(Dataset rows describing interfaces)
= = = = =

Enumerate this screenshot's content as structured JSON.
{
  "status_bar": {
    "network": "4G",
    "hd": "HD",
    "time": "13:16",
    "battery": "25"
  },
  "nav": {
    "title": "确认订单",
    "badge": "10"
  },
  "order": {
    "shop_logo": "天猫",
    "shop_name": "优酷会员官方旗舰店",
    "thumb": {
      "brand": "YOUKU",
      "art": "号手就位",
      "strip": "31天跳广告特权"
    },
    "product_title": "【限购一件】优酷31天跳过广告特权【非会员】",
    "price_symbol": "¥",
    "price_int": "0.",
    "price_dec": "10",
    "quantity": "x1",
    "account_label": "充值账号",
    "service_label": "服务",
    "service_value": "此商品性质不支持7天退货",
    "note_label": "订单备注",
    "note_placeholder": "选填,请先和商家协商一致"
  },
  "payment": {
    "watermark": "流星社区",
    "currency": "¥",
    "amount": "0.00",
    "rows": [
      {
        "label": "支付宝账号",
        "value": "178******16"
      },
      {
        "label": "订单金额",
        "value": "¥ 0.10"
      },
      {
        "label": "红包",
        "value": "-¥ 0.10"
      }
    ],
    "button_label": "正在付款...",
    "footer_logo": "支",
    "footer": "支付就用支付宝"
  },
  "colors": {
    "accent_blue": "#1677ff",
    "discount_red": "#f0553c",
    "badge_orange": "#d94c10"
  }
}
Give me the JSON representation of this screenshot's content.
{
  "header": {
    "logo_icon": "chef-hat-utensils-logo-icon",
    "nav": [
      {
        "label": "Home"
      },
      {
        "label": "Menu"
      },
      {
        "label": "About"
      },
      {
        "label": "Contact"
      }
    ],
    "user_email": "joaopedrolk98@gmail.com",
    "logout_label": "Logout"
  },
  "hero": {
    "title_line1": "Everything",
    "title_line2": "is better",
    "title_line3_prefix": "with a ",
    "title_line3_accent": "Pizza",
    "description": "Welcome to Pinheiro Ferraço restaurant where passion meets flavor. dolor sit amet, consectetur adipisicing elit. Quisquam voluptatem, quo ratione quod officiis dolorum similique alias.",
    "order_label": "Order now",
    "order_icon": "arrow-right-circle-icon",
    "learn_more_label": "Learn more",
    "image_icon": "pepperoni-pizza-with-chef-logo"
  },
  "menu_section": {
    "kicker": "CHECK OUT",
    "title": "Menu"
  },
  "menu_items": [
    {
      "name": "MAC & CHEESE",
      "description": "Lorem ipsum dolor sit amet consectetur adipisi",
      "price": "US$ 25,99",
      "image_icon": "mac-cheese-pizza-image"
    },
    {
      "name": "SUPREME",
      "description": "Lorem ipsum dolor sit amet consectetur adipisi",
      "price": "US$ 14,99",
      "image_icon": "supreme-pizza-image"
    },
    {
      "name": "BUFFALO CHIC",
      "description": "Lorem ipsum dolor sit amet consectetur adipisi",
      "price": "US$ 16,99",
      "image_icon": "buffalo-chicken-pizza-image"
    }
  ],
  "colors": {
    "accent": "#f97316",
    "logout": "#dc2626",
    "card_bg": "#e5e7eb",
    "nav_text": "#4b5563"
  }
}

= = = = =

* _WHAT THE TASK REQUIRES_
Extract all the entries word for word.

* _SOLUTION TO THE PROBLEM_
Enumerate this screenshot's content as structured JSON.
{
  "status_bar": {
    "network": "4G",
    "hd": "HD",
    "time": "13:16",
    "battery": "25"
  },
  "nav": {
    "title": "确认订单",
    "badge": "10"
  },
  "order": {
    "shop_logo": "天猫",
    "shop_name": "优酷会员官方旗舰店",
    "thumb": {
      "brand": "YOUKU",
      "art": "号手就位",
      "strip": "31天跳广告特权"
    },
    "product_title": "【限购一件】优酷31天跳过广告特权【非会员】",
    "price_symbol": "¥",
    "price_int": "0.",
    "price_dec": "10",
    "quantity": "x1",
    "account_label": "充值账号",
    "service_label": "服务",
    "service_value": "此商品性质不支持7天退货",
    "note_label": "订单备注",
    "note_placeholder": "选填,请先和商家协商一致"
  },
  "payment": {
    "watermark": "流星社区",
    "currency": "¥",
    "amount": "0.00",
    "rows": [
      {
        "label": "支付宝账号",
        "value": "178******16"
      },
      {
        "label": "订单金额",
        "value": "¥ 0.10"
      },
      {
        "label": "红包",
        "value": "-¥ 0.10"
      }
    ],
    "button_label": "正在付款...",
    "footer_logo": "支",
    "footer": "支付就用支付宝"
  },
  "colors": {
    "accent_blue": "#1677ff",
    "discount_red": "#f0553c",
    "badge_orange": "#d94c10"
  }
}
Give me the JSON representation of this screenshot's content.
{
  "header": {
    "logo_icon": "chef-hat-utensils-logo-icon",
    "nav": [
      {
        "label": "Home"
      },
      {
        "label": "Menu"
      },
      {
        "label": "About"
      },
      {
        "label": "Contact"
      }
    ],
    "user_email": "joaopedrolk98@gmail.com",
    "logout_label": "Logout"
  },
  "hero": {
    "title_line1": "Everything",
    "title_line2": "is better",
    "title_line3_prefix": "with a ",
    "title_line3_accent": "Pizza",
    "description": "Welcome to Pinheiro Ferraço restaurant where passion meets flavor. dolor sit amet, consectetur adipisicing elit. Quisquam voluptatem, quo ratione quod officiis dolorum similique alias.",
    "order_label": "Order now",
    "order_icon": "arrow-right-circle-icon",
    "learn_more_label": "Learn more",
    "image_icon": "pepperoni-pizza-with-chef-logo"
  },
  "menu_section": {
    "kicker": "CHECK OUT",
    "title": "Menu"
  },
  "menu_items": [
    {
      "name": "MAC & CHEESE",
      "description": "Lorem ipsum dolor sit amet consectetur adipisi",
      "price": "US$ 25,99",
      "image_icon": "mac-cheese-pizza-image"
    },
    {
      "name": "SUPREME",
      "description": "Lorem ipsum dolor sit amet consectetur adipisi",
      "price": "US$ 14,99",
      "image_icon": "supreme-pizza-image"
    },
    {
      "name": "BUFFALO CHIC",
      "description": "Lorem ipsum dolor sit amet consectetur adipisi",
      "price": "US$ 16,99",
      "image_icon": "buffalo-chicken-pizza-image"
    }
  ],
  "colors": {
    "accent": "#f97316",
    "logout": "#dc2626",
    "card_bg": "#e5e7eb",
    "nav_text": "#4b5563"
  }
}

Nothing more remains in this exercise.